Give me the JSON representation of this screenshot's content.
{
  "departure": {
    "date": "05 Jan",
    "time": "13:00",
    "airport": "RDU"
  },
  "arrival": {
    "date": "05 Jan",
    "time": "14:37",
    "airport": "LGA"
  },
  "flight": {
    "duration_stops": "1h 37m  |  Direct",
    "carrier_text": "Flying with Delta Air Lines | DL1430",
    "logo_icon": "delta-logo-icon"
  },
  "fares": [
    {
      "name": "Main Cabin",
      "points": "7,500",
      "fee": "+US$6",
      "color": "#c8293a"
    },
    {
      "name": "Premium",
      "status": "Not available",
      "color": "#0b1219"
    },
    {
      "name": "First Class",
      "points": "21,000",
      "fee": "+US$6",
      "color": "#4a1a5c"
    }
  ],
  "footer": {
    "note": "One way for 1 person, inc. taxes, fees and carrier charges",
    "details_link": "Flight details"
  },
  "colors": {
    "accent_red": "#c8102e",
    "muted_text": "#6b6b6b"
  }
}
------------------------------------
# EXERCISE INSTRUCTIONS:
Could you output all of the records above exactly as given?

# OUTPUT FOR THIS TASK:
Give me the JSON representation of this screenshot's content.
{
  "departure": {
    "date": "05 Jan",
    "time": "13:00",
    "airport": "RDU"
  },
  "arrival": {
    "date": "05 Jan",
    "time": "14:37",
    "airport": "LGA"
  },
  "flight": {
    "duration_stops": "1h 37m  |  Direct",
    "carrier_text": "Flying with Delta Air Lines | DL1430",
    "logo_icon": "delta-logo-icon"
  },
  "fares": [
    {
      "name": "Main Cabin",
      "points": "7,500",
      "fee": "+US$6",
      "color": "#c8293a"
    },
    {
      "name": "Premium",
      "status": "Not available",
      "color": "#0b1219"
    },
    {
      "name": "First Class",
      "points": "21,000",
      "fee": "+US$6",
      "color": "#4a1a5c"
    }
  ],
  "footer": {
    "note": "One way for 1 person, inc. taxes, fees and carrier charges",
    "details_link": "Flight details"
  },
  "colors": {
    "accent_red": "#c8102e",
    "muted_text": "#6b6b6b"
  }
}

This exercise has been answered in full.